Family Mediation is a way of helping couples to deal with the difficult and stressful business of separation and divorce without having to enter into a lengthy and costly and often combative legal process. Mediation is an effective way of resolving disputes without having to go to court.
We work with all couples, whether or not children are involved, to make plans for the future and sort out practical arrangements relating to children, property and finance following divorce and separation.
We help you decide:
- Whether to divorce and on what grounds
- With whom the children will live
- How to manage shared care of the children
- How to deal with parenting issues
- What will happen to the family home
- How to divide assets
- How to arrange financial support for family members

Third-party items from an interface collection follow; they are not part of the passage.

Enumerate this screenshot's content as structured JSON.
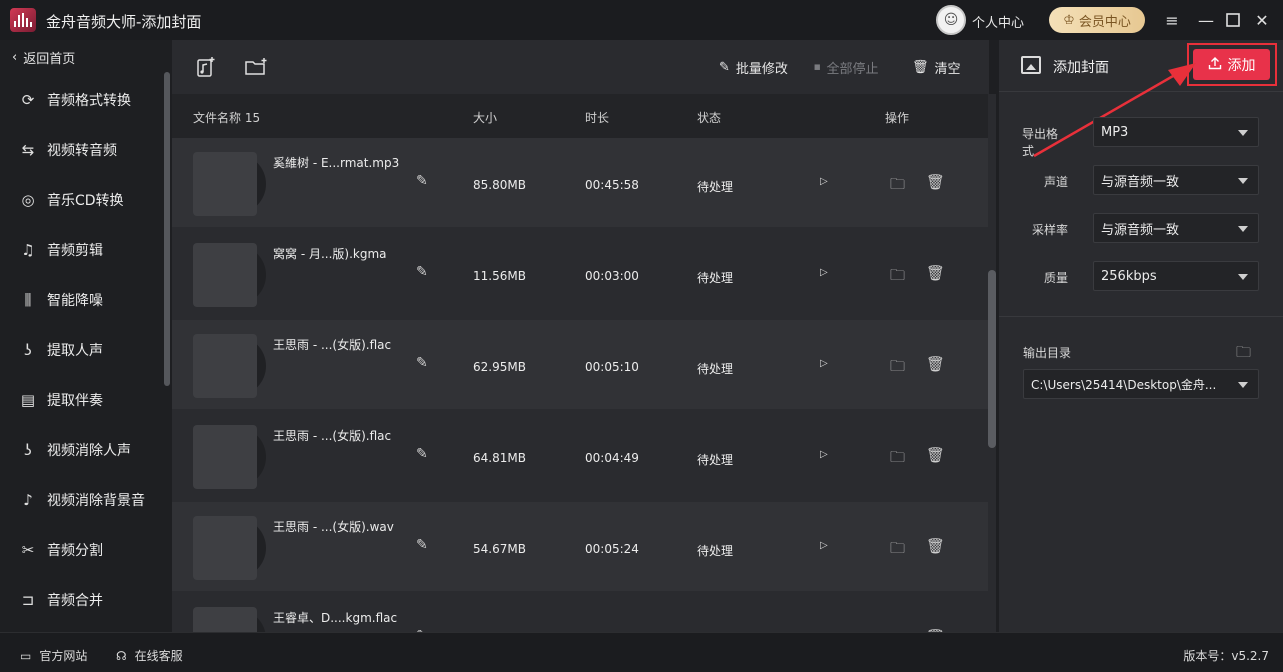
{
  "window": {
    "title": "金舟音频大师-添加封面",
    "user_center": "个人中心",
    "vip_center": "会员中心"
  },
  "sidebar": {
    "back": "返回首页",
    "items": [
      {
        "label": "音频格式转换",
        "icon": "audio-format-icon"
      },
      {
        "label": "视频转音频",
        "icon": "video-to-audio-icon"
      },
      {
        "label": "音乐CD转换",
        "icon": "music-cd-icon"
      },
      {
        "label": "音频剪辑",
        "icon": "audio-cut-icon"
      },
      {
        "label": "智能降噪",
        "icon": "denoise-icon"
      },
      {
        "label": "提取人声",
        "icon": "extract-vocal-icon"
      },
      {
        "label": "提取伴奏",
        "icon": "extract-accompaniment-icon"
      },
      {
        "label": "视频消除人声",
        "icon": "video-remove-vocal-icon"
      },
      {
        "label": "视频消除背景音",
        "icon": "video-remove-bg-icon"
      },
      {
        "label": "音频分割",
        "icon": "audio-split-icon"
      },
      {
        "label": "音频合并",
        "icon": "audio-merge-icon"
      }
    ]
  },
  "toolbar": {
    "batch_edit": "批量修改",
    "stop_all": "全部停止",
    "clear": "清空"
  },
  "table": {
    "headers": {
      "name": "文件名称 15",
      "size": "大小",
      "duration": "时长",
      "status": "状态",
      "actions": "操作"
    },
    "rows": [
      {
        "name": "奚維树 - E...rmat.mp3",
        "size": "85.80MB",
        "duration": "00:45:58",
        "status": "待处理"
      },
      {
        "name": "窝窝 - 月...版).kgma",
        "size": "11.56MB",
        "duration": "00:03:00",
        "status": "待处理"
      },
      {
        "name": "王思雨 - ...(女版).flac",
        "size": "62.95MB",
        "duration": "00:05:10",
        "status": "待处理"
      },
      {
        "name": "王思雨 - ...(女版).flac",
        "size": "64.81MB",
        "duration": "00:04:49",
        "status": "待处理"
      },
      {
        "name": "王思雨 - ...(女版).wav",
        "size": "54.67MB",
        "duration": "00:05:24",
        "status": "待处理"
      },
      {
        "name": "王睿卓、D....kgm.flac",
        "size": "",
        "duration": "",
        "status": ""
      }
    ]
  },
  "right_panel": {
    "title": "添加封面",
    "add_button": "添加",
    "format_label": "导出格式",
    "format_value": "MP3",
    "channel_label": "声道",
    "channel_value": "与源音频一致",
    "samplerate_label": "采样率",
    "samplerate_value": "与源音频一致",
    "quality_label": "质量",
    "quality_value": "256kbps",
    "output_label": "输出目录",
    "output_value": "C:\\Users\\25414\\Desktop\\金舟..."
  },
  "footer": {
    "website": "官方网站",
    "support": "在线客服",
    "version": "版本号：v5.2.7"
  },
  "colors": {
    "accent": "#e8324a",
    "background": "#2a2b2f",
    "sidebar": "#1e1f22"
  }
}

We offer a friendly and professional approach to the mediation process. Our aim is to understand fully all the issues that you are each facing at this difficult time and to assist you in exploring solutions to these issues. Mediation is a voluntary process and, whilst you are likely to find some parts of this process challenging, it is important that you understand that you are free to end the process at any time.
What’s Involved in Mediation?
You can choose to come to a first meeting on your own or with another family member or you and your former partner can come together – you will still get some time on your own with the mediator so that you can tell us about the current situation and what you would like to achieve from mediation.
If the mediation involves financial issues you will both be given forms to complete. These will require you to make full disclosure of all your assets, liabilities, income and expenditure. Negotiation about finances cannot take place unless both of you have a clear and full picture of the family’s financial situation. The financial information will be collected and shared. Everybody will have an opportunity to ask for clarification on anything that has not been fully understood.
After that, the mediator will meet with you both in a series of meetings. A full mediation session involves both parties and a mediator and will last between 1 – 2 hours. A full case may take between 2 to 6 sessions, depending on the complexity.
You will be encouraged to identify the issues for discussion, to set out your general aims for the future and to consider possible options on which you may be able to agree or reach a compromise.
Round table meetings enable you to have open and frank discussions. The sessions are confidential. Mediators may not give advice, but may give legal or financial information. Mediators will help you ensure that your proposals are realistic.
The aim of this process is to arrive at fair and workable solutions which meet your individual needs and those of any children.